## What is required
Throughout the listing below, show every line in which "JSON" occurs.

## Data under study
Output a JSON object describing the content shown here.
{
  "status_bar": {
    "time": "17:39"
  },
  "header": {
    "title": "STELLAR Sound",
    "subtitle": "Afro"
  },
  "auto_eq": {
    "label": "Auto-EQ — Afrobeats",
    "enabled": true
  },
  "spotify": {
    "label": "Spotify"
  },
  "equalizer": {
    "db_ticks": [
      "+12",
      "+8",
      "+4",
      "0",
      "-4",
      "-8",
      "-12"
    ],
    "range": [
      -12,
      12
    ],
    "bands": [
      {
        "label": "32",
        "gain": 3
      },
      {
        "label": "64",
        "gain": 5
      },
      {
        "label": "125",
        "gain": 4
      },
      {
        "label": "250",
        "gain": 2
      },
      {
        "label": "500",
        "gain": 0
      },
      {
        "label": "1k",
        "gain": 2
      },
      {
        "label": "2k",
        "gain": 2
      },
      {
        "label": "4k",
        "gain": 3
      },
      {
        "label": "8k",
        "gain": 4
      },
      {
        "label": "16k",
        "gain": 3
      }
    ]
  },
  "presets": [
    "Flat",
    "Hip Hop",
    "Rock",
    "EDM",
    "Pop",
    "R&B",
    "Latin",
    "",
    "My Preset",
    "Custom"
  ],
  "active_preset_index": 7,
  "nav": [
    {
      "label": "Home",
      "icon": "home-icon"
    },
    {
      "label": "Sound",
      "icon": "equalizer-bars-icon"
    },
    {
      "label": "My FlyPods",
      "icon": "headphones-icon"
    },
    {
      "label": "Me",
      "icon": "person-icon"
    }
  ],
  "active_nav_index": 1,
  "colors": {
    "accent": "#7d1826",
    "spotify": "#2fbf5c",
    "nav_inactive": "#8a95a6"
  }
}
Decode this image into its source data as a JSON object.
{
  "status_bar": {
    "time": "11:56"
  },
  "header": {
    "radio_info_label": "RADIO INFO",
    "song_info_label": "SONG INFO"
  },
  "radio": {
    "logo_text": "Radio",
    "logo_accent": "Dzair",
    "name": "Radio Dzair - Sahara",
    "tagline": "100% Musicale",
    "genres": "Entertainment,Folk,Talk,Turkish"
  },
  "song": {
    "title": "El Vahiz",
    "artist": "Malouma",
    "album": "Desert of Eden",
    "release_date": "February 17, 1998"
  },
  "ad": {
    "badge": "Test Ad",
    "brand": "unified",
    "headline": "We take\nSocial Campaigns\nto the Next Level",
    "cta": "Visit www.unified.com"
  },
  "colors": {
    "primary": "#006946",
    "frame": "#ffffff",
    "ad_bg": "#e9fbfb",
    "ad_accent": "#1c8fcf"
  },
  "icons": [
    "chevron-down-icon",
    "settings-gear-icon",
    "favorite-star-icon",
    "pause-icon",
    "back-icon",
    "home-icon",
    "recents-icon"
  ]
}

## Finished task
Output a JSON object describing the content shown here.
Decode this image into its source data as a JSON object.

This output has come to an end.